Oil price slump forces BHP Billiton to slash US shale operation

0
502
Image credit: bhpbilliton.com

BHP Billiton announced on Wednesday that it will cut its spending of shale drilling in the US over the next six months in response to falling oil prices which now dropped below $50 a barrel.

Image credit: bhpbilliton.com
Image credit: bhpbilliton.com

The company, which entered the shale sector when it bought Petrohawk Energy and Chesapeake Energy in the US four years ago, said it would reduce the number of rigs from 26 to 16, but maintained it expected increased productivity to boost output by over 50% over the period.

“In Petroleum, we have moved quickly in response to lower prices and will reduce the number of rigs we operate in our Onshore US business by approximately 40% by the end of this financial year. The revised drilling program will benefit from significant improvements in drilling and completions efficiency,” said BHP Billiton Chief Executive Officer, Andrew Mackenzie.

“Our ongoing shale investment program will remain focused on our liquids-rich Black Hawk acreage. However, we will keep this activity under review and make further changes if we believe deferring development will create more value than near-term production.”

However, despite the unfavourable market conditions dictated by the falling prices of oil, iron ore and copper, BHP increased production by 9% during the December 2014 half year with records achieved for eight operations and five commodities, including iron ore production, which jumped 16% in the period.

“Our operational performance over the last six months has been strong. We are reducing costs and improving both operating and capital productivity across the Group faster than originally planned,” Mr Mackenzie said.

“These improvements will help mitigate some of the impact of lower commodity prices and we remain alert to opportunities to further increase free cash flow.”

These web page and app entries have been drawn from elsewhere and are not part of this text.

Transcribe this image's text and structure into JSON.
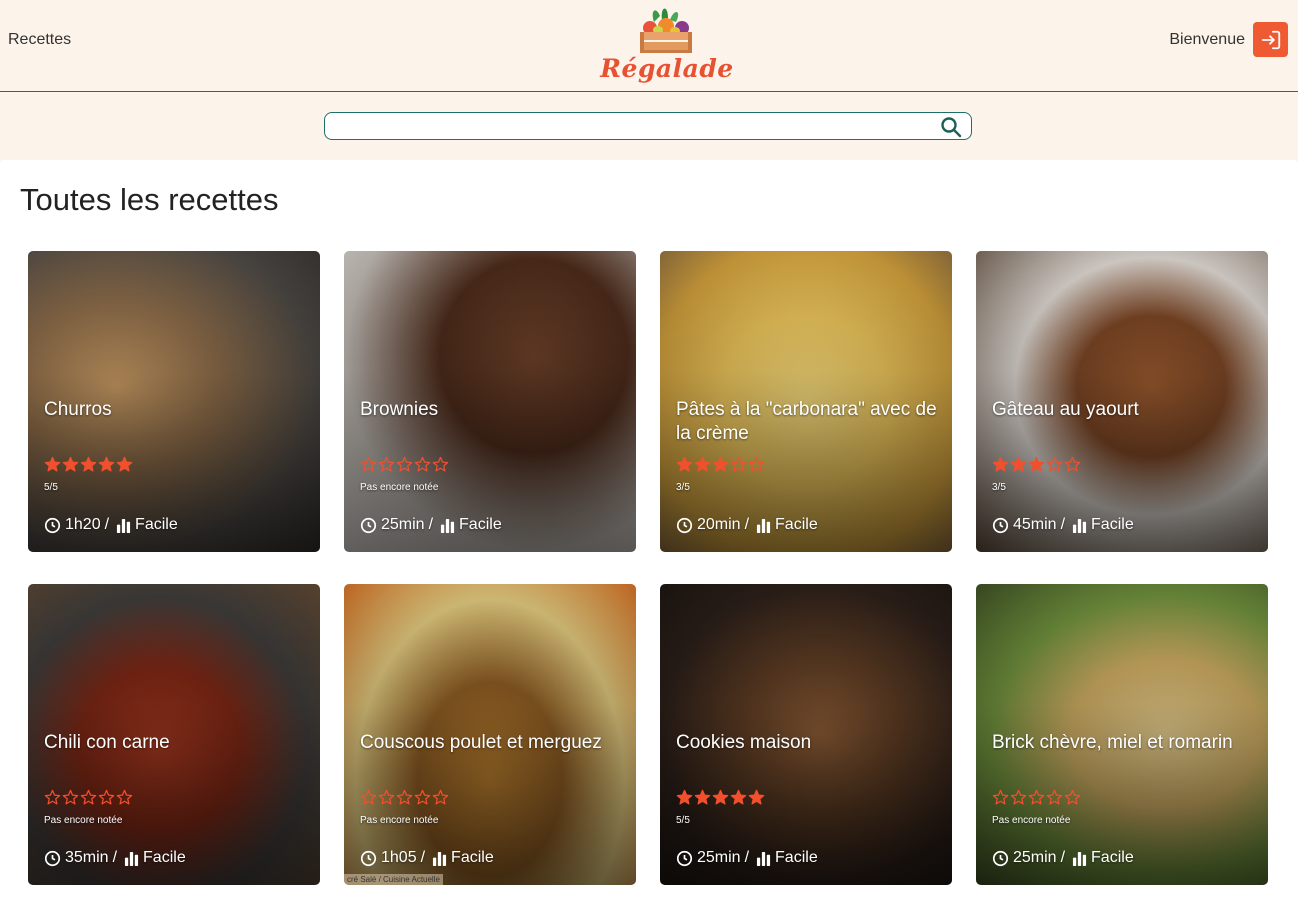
{
  "header": {
    "nav_recipes": "Recettes",
    "logo_text": "Régalade",
    "welcome": "Bienvenue"
  },
  "search": {
    "value": "",
    "placeholder": ""
  },
  "main": {
    "title": "Toutes les recettes"
  },
  "recipes": [
    {
      "title": "Churros",
      "rating": 5,
      "rating_text": "5/5",
      "duration": "1h20",
      "difficulty": "Facile",
      "separator": "/"
    },
    {
      "title": "Brownies",
      "rating": 0,
      "rating_text": "Pas encore notée",
      "duration": "25min",
      "difficulty": "Facile",
      "separator": "/"
    },
    {
      "title": "Pâtes à la \"carbonara\" avec de la crème",
      "rating": 3,
      "rating_text": "3/5",
      "duration": "20min",
      "difficulty": "Facile",
      "separator": "/"
    },
    {
      "title": "Gâteau au yaourt",
      "rating": 3,
      "rating_text": "3/5",
      "duration": "45min",
      "difficulty": "Facile",
      "separator": "/"
    },
    {
      "title": "Chili con carne",
      "rating": 0,
      "rating_text": "Pas encore notée",
      "duration": "35min",
      "difficulty": "Facile",
      "separator": "/"
    },
    {
      "title": "Couscous poulet et merguez",
      "rating": 0,
      "rating_text": "Pas encore notée",
      "duration": "1h05",
      "difficulty": "Facile",
      "separator": "/",
      "photo_credit": "cré Salé / Cuisine Actuelle"
    },
    {
      "title": "Cookies maison",
      "rating": 5,
      "rating_text": "5/5",
      "duration": "25min",
      "difficulty": "Facile",
      "separator": "/"
    },
    {
      "title": "Brick chèvre, miel et romarin",
      "rating": 0,
      "rating_text": "Pas encore notée",
      "duration": "25min",
      "difficulty": "Facile",
      "separator": "/"
    }
  ],
  "colors": {
    "background": "#fcf3ea",
    "accent": "#f05a32",
    "teal": "#1f6f6a",
    "star": "#f0502d"
  },
  "icons": {
    "login": "login-icon",
    "search": "search-icon",
    "clock": "clock-icon",
    "difficulty": "bar-chart-icon",
    "star": "star-icon"
  }
}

Mr Mackenzie added that BHP was committed to execute its plan to demerge $15 billion of non-core assets by the end of the financial year and reiterated that the company would not reduce dividends to shareholders despite dramatic price falls in all its main commodities – iron ore, copper and oil.